As throats begin to open with the festive season on the horizon, it is important to know the alcohol percentage of your favourite drink. It will determine how quickly you become intoxicated and if it’s too high, it may be dangerous.
As you probably know, beverages like beer, wine, spirits and champagne contain alcohol, the ingredient that gets you drunk. But it is not something that grows on a tree or in the ground. It is created by a process called fermentation, explains South African brewmaster, Aphiwe Nxusani.
Alcohol by volume is the metric used to determine the alcohol content of beverages. Nxusani explains that this measurement shows what percentage of the beverage’s total volume is pure alcohol.
“In beer brewing this is a level of alcohol produced by the yeast during fermentation. The percentage varies for various products. The level is linked to the number of sugars present in the wort,” says Nxusani. (The wort is the liquid that is mashed from the grain, that is then used to ferment beer or whiskey.)
Some people prefer it lighter
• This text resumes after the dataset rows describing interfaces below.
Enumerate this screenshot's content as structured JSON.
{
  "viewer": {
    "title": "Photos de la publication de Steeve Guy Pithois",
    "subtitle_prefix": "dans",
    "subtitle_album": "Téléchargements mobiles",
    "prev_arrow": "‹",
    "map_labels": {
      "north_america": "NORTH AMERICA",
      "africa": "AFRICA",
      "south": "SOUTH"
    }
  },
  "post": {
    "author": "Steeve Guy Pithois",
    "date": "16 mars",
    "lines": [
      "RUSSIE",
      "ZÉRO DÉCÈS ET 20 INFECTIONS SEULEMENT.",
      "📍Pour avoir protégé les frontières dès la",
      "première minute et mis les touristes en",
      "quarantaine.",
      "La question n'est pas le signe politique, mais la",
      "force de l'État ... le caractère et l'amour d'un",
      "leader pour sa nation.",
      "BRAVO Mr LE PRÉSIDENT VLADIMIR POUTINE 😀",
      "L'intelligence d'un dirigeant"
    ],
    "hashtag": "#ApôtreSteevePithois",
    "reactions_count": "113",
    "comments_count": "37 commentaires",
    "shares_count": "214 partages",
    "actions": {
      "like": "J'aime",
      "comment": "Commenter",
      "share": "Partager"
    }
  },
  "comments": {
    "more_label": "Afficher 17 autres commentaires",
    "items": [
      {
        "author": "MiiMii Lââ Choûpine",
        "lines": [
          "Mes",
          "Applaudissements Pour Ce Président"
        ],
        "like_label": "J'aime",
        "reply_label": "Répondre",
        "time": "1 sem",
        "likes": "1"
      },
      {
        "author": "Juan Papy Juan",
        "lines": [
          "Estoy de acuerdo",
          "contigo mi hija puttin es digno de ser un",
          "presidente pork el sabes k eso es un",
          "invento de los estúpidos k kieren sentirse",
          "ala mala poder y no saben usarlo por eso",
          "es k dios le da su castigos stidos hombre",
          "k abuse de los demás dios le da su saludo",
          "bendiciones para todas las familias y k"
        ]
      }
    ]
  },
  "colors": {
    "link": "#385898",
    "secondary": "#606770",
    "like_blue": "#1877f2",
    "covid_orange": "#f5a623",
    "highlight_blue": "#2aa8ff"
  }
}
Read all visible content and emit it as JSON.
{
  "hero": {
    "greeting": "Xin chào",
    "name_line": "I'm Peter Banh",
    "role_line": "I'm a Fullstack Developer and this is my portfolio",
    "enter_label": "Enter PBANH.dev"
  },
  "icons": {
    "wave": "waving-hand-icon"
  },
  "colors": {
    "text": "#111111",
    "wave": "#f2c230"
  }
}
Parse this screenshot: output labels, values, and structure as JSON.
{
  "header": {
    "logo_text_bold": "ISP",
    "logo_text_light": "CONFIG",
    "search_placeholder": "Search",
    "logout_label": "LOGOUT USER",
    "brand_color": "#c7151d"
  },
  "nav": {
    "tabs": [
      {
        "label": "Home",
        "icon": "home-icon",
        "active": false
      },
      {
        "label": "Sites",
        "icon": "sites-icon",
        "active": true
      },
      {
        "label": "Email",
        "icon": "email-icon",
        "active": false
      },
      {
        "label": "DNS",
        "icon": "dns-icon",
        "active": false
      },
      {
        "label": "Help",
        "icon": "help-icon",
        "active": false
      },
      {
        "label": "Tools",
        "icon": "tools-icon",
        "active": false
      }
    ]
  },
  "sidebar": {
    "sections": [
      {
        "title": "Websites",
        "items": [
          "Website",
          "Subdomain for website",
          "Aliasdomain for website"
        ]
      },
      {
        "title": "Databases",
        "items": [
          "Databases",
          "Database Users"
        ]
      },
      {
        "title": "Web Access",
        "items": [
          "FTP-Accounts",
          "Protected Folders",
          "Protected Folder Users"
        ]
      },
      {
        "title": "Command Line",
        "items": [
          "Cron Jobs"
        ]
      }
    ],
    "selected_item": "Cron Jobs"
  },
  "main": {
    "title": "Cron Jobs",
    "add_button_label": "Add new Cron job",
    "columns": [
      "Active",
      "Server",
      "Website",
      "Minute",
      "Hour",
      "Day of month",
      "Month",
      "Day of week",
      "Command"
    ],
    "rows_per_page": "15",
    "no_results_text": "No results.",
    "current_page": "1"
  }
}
Many brands have drinks with low alcohol levels, and it comes as no surprise that these more health-conscious beverages are having a moment, Nxusani observes.
Beers with the lowest percentage on the market include Heineken 0.0, Castle Free and Devils Peak Hero, including a few microbrewers that have also launched their own versions.
Beers with a high percentage include commercial beers like Castle Milk Stout, which has the highest alcohol at 6%, and on the Craft brewing side Triggerfish is known for making 9% alcohol beers, says Nxusani.
She believes it is important for consumers to always check the level of alcohol as it influences their level of intoxication after consumption.
Drinkers weigh in
Mzansi ranks the sixth highest as per capita booze consumers on the globe. Health for Mzansi spoke to some socialisers to assess their knowledge about the alcohol percentage in their favourite drink.
Marona Seekane (27) from the south of Johannesburg says all she knows is that the higher the percentage, the quicker she will get intoxicated.
She adds that her choice of beverage is first determined by taste, experiences and then the alcohol percentage.
“The highest percentage I have consumed was 34%, which is a Lupini sambuca. I’m not sure if it’s important to know the alcohol percentage before purchasing your beverage, I think taste should be the biggest deciding factor. I enjoy a good mimosa or a good old cold beer,” she says.
Meanwhile Kwena Seema (25) from Ormonde in Johannesburg says checking the percentage of her drinks is second nature to her. Checking is important for your safety, she believes.
“The highest alcoholic percentage I have drunk is 75.5%. I think it’s important to check the alcohol percentage before consuming any drink, because one must know how much alcohol they are taking and what percentage is being ingested per serving for an individual,” Seema adds.
Mmangaliso Khumalo (23) from Braamfontein shares her sentiments. “My favorite drink is wine, because it has every flavour to help you relax and they blend swiftly with different meals prepared.”
Nxusani explains that a hangover is not really caused by the level of alcohol percentage one consumes. She says for one to avoid a hangover, the key issue is to drink on a full stomach and have enough water to keep hydrated.
“Spirits have the highest alcohol content and beer is actually the lowest. An alcohol percentage does define a particular beverage – by legal definition certain products have to have certain level of alcohol content.
“The Liquor Products Act gives definitions for the various alcohol products per alcohol type. The higher the alcohol percentage the more alcohol gets absorbed into blood stream and more drunk a person becomes versus drinking low alcohol beers,” Nxusani concludes.